- Exercise goal -
Retype the complete listing exactly as it appears.

Segment Start: Dataset records

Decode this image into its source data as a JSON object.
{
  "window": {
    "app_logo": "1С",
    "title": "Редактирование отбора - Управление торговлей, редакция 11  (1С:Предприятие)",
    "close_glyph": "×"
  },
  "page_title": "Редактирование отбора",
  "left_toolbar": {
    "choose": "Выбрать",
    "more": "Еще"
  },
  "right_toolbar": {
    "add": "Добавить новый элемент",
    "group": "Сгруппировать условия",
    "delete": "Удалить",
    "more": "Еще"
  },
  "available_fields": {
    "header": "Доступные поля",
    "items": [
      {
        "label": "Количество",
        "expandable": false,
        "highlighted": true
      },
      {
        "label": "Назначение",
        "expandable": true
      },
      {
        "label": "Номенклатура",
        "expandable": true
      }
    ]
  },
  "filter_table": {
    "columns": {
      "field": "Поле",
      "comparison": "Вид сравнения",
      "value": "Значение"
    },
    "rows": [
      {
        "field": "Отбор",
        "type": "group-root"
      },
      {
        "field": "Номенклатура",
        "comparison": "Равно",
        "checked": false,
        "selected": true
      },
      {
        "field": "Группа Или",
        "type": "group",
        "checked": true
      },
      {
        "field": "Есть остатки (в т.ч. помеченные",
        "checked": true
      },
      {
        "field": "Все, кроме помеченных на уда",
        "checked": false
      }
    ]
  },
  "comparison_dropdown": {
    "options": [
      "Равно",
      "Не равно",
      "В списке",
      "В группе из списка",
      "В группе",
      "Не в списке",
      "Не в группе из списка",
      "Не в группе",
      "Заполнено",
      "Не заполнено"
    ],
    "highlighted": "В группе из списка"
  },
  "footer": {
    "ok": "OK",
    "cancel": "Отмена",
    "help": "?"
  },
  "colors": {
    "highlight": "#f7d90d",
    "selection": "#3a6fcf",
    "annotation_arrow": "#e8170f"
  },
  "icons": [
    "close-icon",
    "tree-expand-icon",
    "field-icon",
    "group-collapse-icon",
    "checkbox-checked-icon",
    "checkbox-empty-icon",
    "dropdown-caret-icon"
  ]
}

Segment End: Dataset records

- Answer section -
Decode this image into its source data as a JSON object.
{
  "window": {
    "app_logo": "1С",
    "title": "Редактирование отбора - Управление торговлей, редакция 11  (1С:Предприятие)",
    "close_glyph": "×"
  },
  "page_title": "Редактирование отбора",
  "left_toolbar": {
    "choose": "Выбрать",
    "more": "Еще"
  },
  "right_toolbar": {
    "add": "Добавить новый элемент",
    "group": "Сгруппировать условия",
    "delete": "Удалить",
    "more": "Еще"
  },
  "available_fields": {
    "header": "Доступные поля",
    "items": [
      {
        "label": "Количество",
        "expandable": false,
        "highlighted": true
      },
      {
        "label": "Назначение",
        "expandable": true
      },
      {
        "label": "Номенклатура",
        "expandable": true
      }
    ]
  },
  "filter_table": {
    "columns": {
      "field": "Поле",
      "comparison": "Вид сравнения",
      "value": "Значение"
    },
    "rows": [
      {
        "field": "Отбор",
        "type": "group-root"
      },
      {
        "field": "Номенклатура",
        "comparison": "Равно",
        "checked": false,
        "selected": true
      },
      {
        "field": "Группа Или",
        "type": "group",
        "checked": true
      },
      {
        "field": "Есть остатки (в т.ч. помеченные",
        "checked": true
      },
      {
        "field": "Все, кроме помеченных на уда",
        "checked": false
      }
    ]
  },
  "comparison_dropdown": {
    "options": [
      "Равно",
      "Не равно",
      "В списке",
      "В группе из списка",
      "В группе",
      "Не в списке",
      "Не в группе из списка",
      "Не в группе",
      "Заполнено",
      "Не заполнено"
    ],
    "highlighted": "В группе из списка"
  },
  "footer": {
    "ok": "OK",
    "cancel": "Отмена",
    "help": "?"
  },
  "colors": {
    "highlight": "#f7d90d",
    "selection": "#3a6fcf",
    "annotation_arrow": "#e8170f"
  },
  "icons": [
    "close-icon",
    "tree-expand-icon",
    "field-icon",
    "group-collapse-icon",
    "checkbox-checked-icon",
    "checkbox-empty-icon",
    "dropdown-caret-icon"
  ]
}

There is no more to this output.